“If we are to talk about frustration, we should underline that Turkey’s frustration is much deeper,” said presidential spokesperson İbrahim Kalın, echoing Çavuşoğlu’s remarks on Turkey’s own frustration with moves by the U.S.
“So far, we have never observed concrete steps by either the Obama or Trump administration in meeting Turkey’s legitimate and immediate national security concerns while they come to a point to fully break ties and lose a country like Turkey for just one pastor,” Kalın said.
The spokesman recalled the U.S. had pledged real time intelligence against the outlawed Kurdistan Workers’ Party (PKK) but he was not sure whether it has been provided.
No sanctions on F-35s
In the meantime, both Çavuşoğlu and Kalın explained the signing of the Pentagon bill delaying the transfer of F-35 aircrafts to Turkey for 90 days should not be considered as a sanction.
“Turkey is not just purchasing F-35s but a part of this project. It made its payments for the project. Turkey will have to resort to legal action if these aircrafts are not delivered. We hope this will not happen,” Kalın said.
The Pentagon budget bill includes a section on Turkey’s purchase of F-35s and obliges the Defense Secretary to issue a report on ties with Turkey and on the impact of Turkey’s procurement of the Russian S-400 air defense systems over the security of American weapon systems.
Çavuşoğlu, for his part, recalled that two F-35s have already been given to Turkey and that Turkish pilots are in a training program.
“In practical terms, this bill has no effect,” the foreign minister said, informing that these aircrafts will be operational two years later.

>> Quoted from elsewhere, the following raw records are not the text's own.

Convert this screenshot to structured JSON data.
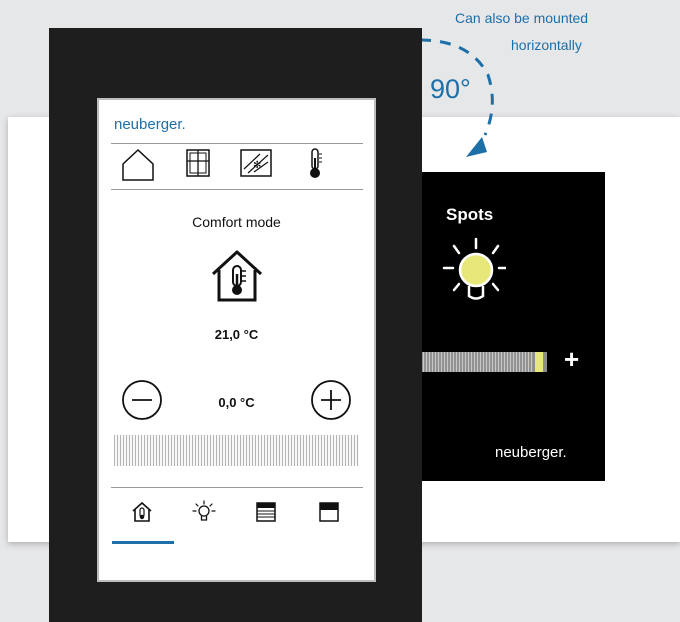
{
  "annotation": {
    "line1": "Can also be mounted",
    "line2": "horizontally",
    "degrees": "90°",
    "color": "#1d6fa8"
  },
  "portrait": {
    "brand": "neuberger.",
    "top_icons": [
      "house-icon",
      "window-icon",
      "frost-window-icon",
      "thermometer-icon"
    ],
    "mode_label": "Comfort mode",
    "current_temp": "21,0 °C",
    "setpoint_offset": "0,0 °C",
    "nav_icons": [
      "house-thermometer-icon",
      "lightbulb-icon",
      "blind-closed-icon",
      "blind-open-icon"
    ],
    "active_nav": 0,
    "accent": "#1d6fa8"
  },
  "landscape": {
    "title": "Spots",
    "brand": "neuberger.",
    "plus_label": "+",
    "bulb_color": "#e8e87a"
  }
}
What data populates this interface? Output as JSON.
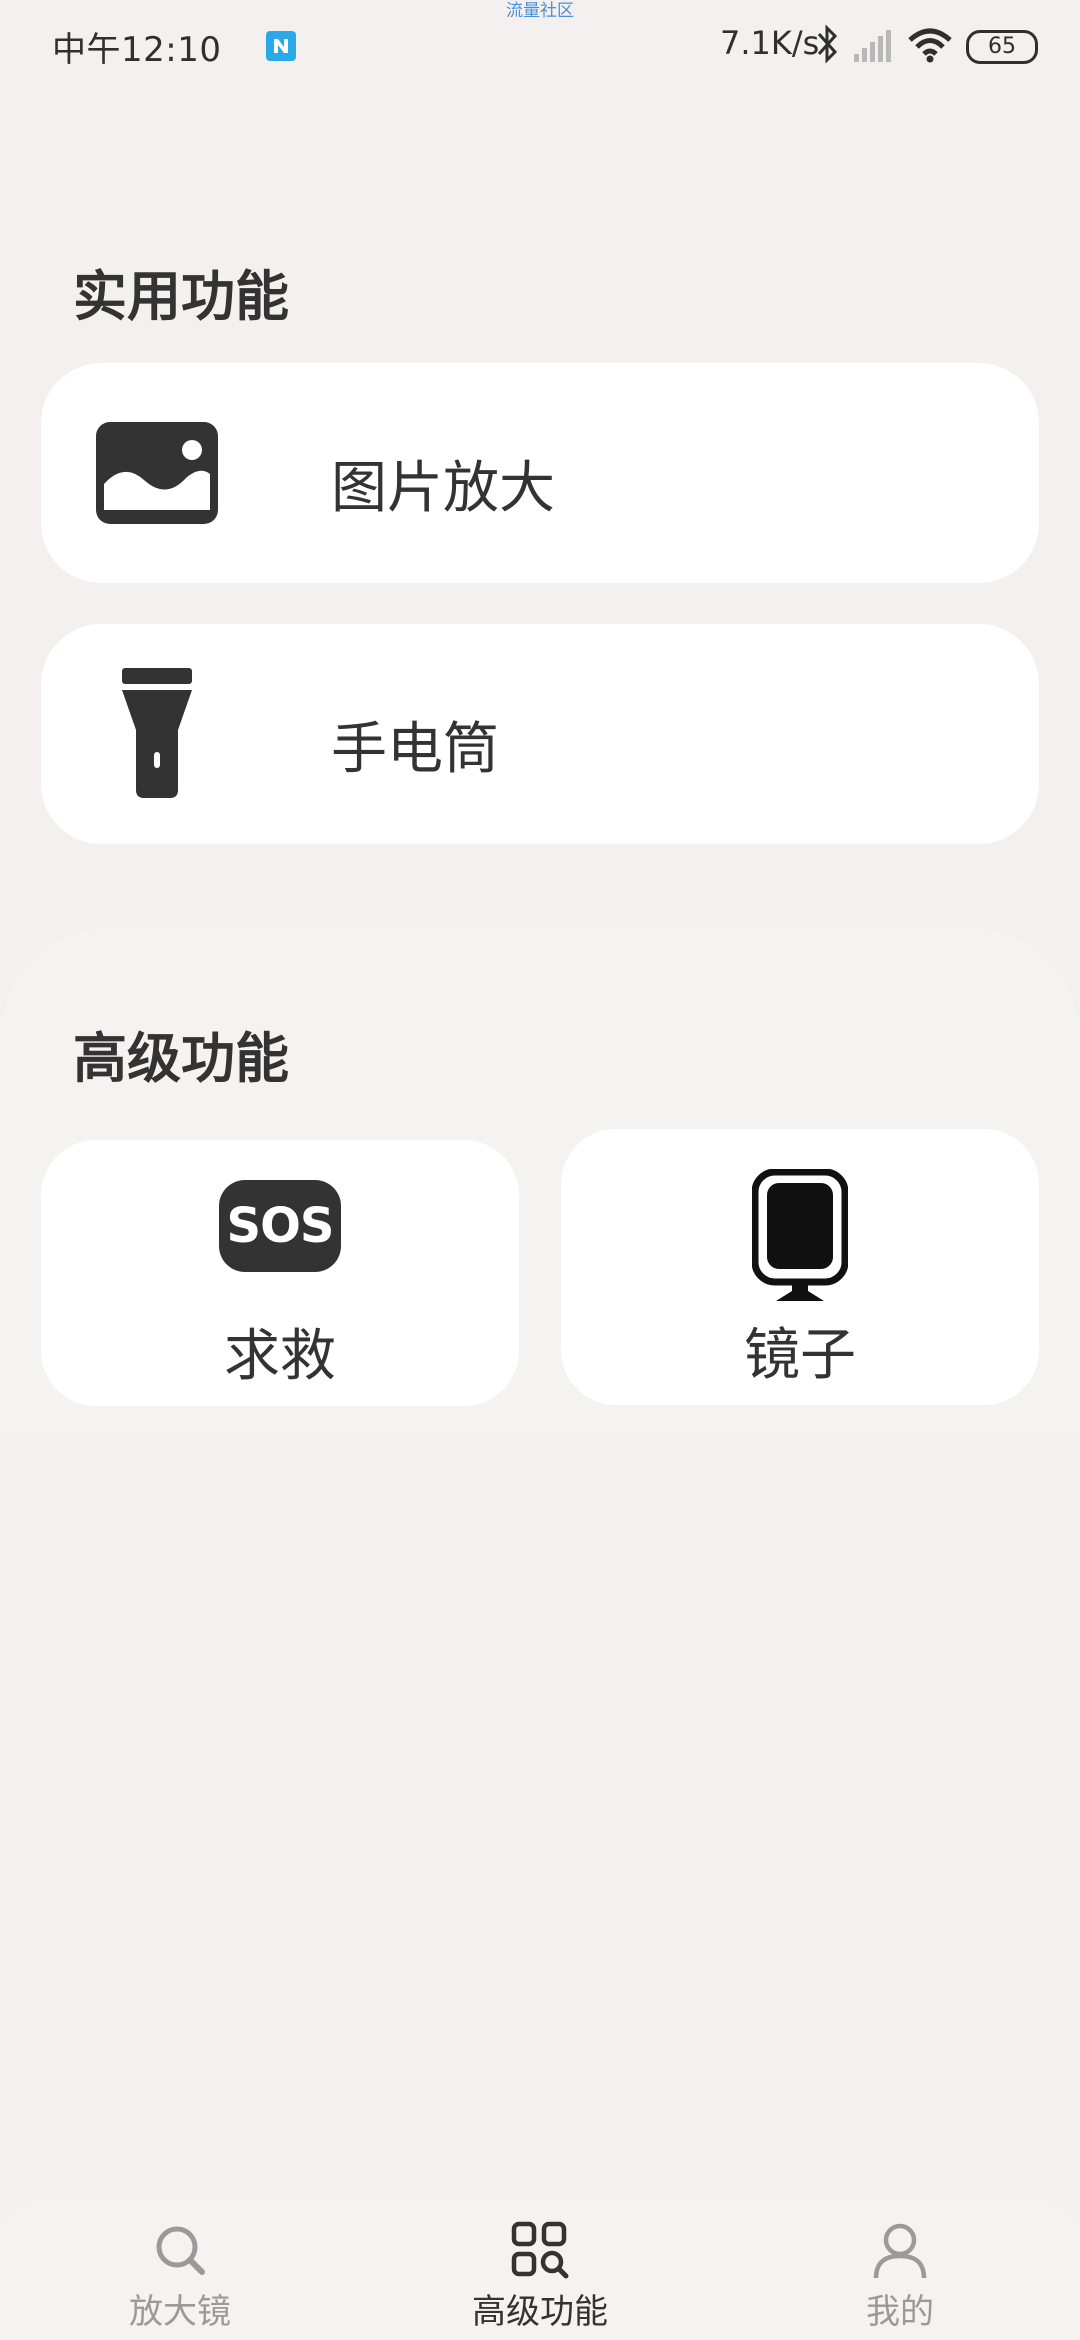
{
  "status_bar": {
    "time": "中午12:10",
    "carrier_text": "流量社区",
    "net_speed": "7.1K/s",
    "battery": "65"
  },
  "sections": {
    "practical": {
      "title": "实用功能",
      "items": [
        {
          "label": "图片放大",
          "icon": "image-icon"
        },
        {
          "label": "手电筒",
          "icon": "flashlight-icon"
        }
      ]
    },
    "advanced": {
      "title": "高级功能",
      "items": [
        {
          "label": "求救",
          "icon": "sos-icon",
          "icon_text": "SOS"
        },
        {
          "label": "镜子",
          "icon": "mirror-icon"
        }
      ]
    }
  },
  "bottom_nav": {
    "items": [
      {
        "label": "放大镜",
        "icon": "search-icon",
        "active": false
      },
      {
        "label": "高级功能",
        "icon": "grid-search-icon",
        "active": true
      },
      {
        "label": "我的",
        "icon": "user-icon",
        "active": false
      }
    ]
  },
  "colors": {
    "background": "#f3f0ef",
    "card": "#ffffff",
    "text": "#333333",
    "nav_inactive": "#9a9a9a",
    "accent_notif": "#2aa8e8"
  }
}
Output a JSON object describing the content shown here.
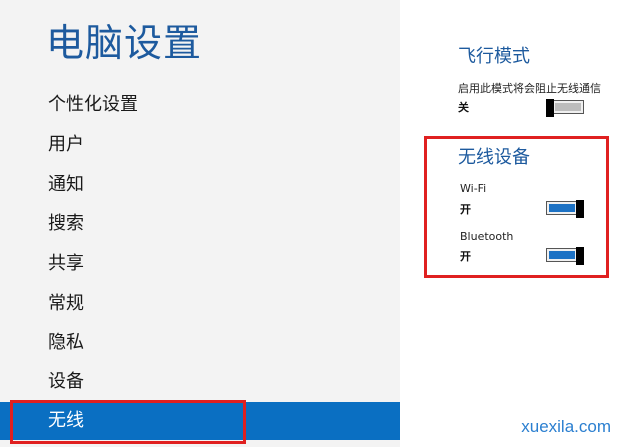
{
  "settings": {
    "title": "电脑设置",
    "nav": [
      {
        "label": "个性化设置"
      },
      {
        "label": "用户"
      },
      {
        "label": "通知"
      },
      {
        "label": "搜索"
      },
      {
        "label": "共享"
      },
      {
        "label": "常规"
      },
      {
        "label": "隐私"
      },
      {
        "label": "设备"
      },
      {
        "label": "无线",
        "selected": true
      }
    ]
  },
  "airplane": {
    "title": "飞行模式",
    "description": "启用此模式将会阻止无线通信",
    "state": "关"
  },
  "wireless": {
    "title": "无线设备",
    "wifi": {
      "label": "Wi-Fi",
      "state": "开"
    },
    "bluetooth": {
      "label": "Bluetooth",
      "state": "开"
    }
  },
  "watermark": "xuexila.com",
  "colors": {
    "accent": "#0a6fc2",
    "title": "#1d5a9e",
    "highlight": "#e02020"
  }
}
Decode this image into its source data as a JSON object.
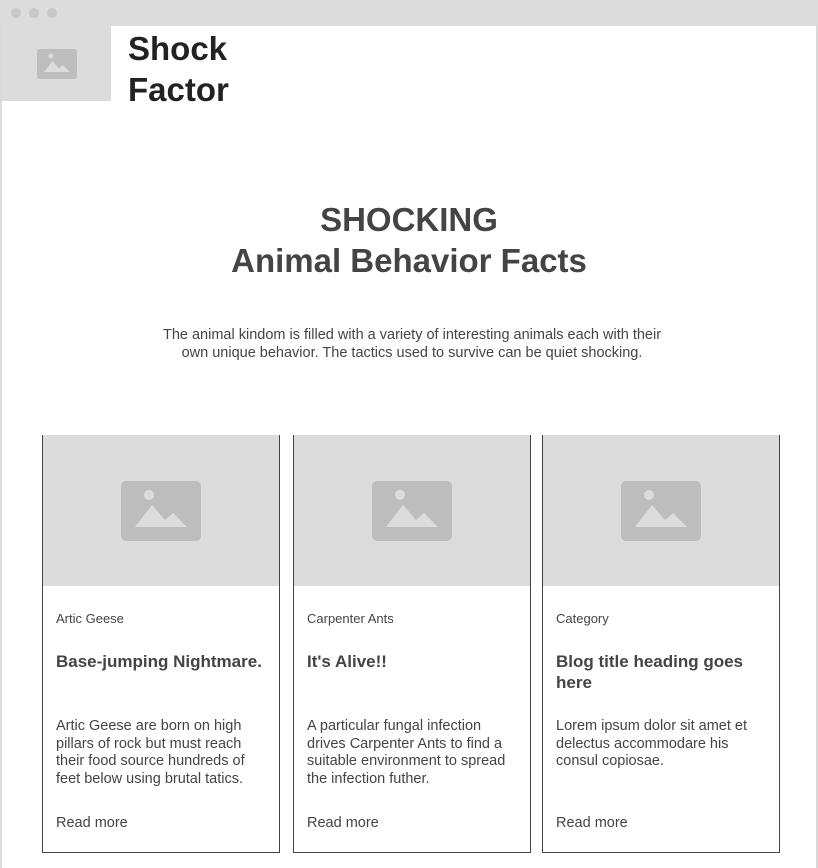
{
  "brand": {
    "line1": "Shock",
    "line2": "Factor"
  },
  "hero": {
    "line1": "SHOCKING",
    "line2": "Animal Behavior Facts",
    "intro": "The animal kindom is filled with a variety of interesting animals each with their own unique behavior. The tactics used to survive can be quiet shocking."
  },
  "cards": [
    {
      "category": "Artic Geese",
      "title": "Base-jumping Nightmare.",
      "body": "Artic Geese are born on high pillars of rock but must reach their food source hundreds of feet below using brutal tatics.",
      "link": "Read more"
    },
    {
      "category": "Carpenter Ants",
      "title": "It's Alive!!",
      "body": "A particular fungal infection drives Carpenter Ants to find a suitable environment to spread the infection futher.",
      "link": "Read more"
    },
    {
      "category": "Category",
      "title": "Blog title heading goes here",
      "body": "Lorem ipsum dolor sit amet et delectus accommodare his consul copiosae.",
      "link": "Read more"
    }
  ],
  "colors": {
    "placeholder_bg": "#dcdcdc",
    "placeholder_icon": "#bdbdbd",
    "text": "#444444"
  }
}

“Our advice to the U.S. is not to use these as a tool. This seriously tarnishes U.S. credibility. No country in the world is without alternatives and helpless. Every nation is honorable and needs to be respected,” he said.